Top of DATASET RECORDS

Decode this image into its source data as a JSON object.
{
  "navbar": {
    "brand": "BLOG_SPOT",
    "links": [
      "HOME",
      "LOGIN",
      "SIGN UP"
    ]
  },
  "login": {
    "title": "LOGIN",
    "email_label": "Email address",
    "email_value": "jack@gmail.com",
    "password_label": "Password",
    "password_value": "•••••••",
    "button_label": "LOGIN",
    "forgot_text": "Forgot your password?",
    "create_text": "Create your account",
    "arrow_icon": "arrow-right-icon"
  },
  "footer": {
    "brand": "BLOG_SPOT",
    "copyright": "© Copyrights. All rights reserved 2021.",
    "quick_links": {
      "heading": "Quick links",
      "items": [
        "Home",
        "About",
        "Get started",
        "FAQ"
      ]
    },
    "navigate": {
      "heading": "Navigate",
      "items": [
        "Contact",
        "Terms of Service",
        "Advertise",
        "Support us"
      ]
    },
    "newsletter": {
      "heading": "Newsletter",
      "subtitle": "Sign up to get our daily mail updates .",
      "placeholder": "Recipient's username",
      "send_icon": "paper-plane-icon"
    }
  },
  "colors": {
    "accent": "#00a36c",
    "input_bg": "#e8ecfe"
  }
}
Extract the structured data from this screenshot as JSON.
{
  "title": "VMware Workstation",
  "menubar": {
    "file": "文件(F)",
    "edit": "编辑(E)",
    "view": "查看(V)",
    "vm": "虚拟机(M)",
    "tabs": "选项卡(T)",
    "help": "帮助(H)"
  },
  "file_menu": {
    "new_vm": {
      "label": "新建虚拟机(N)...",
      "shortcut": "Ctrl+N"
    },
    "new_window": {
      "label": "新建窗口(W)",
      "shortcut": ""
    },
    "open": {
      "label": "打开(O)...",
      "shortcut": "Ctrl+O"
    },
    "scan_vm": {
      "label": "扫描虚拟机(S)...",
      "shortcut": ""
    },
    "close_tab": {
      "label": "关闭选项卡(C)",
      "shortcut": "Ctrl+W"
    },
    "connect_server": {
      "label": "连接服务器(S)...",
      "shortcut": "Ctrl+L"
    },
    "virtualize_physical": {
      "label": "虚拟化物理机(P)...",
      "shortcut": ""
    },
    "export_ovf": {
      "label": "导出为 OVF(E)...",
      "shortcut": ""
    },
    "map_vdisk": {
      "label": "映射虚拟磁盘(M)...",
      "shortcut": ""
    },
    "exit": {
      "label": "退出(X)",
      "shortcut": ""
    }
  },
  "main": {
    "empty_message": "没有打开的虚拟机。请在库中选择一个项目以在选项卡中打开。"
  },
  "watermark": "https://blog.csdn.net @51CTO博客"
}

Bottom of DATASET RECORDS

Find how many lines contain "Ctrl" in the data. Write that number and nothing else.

4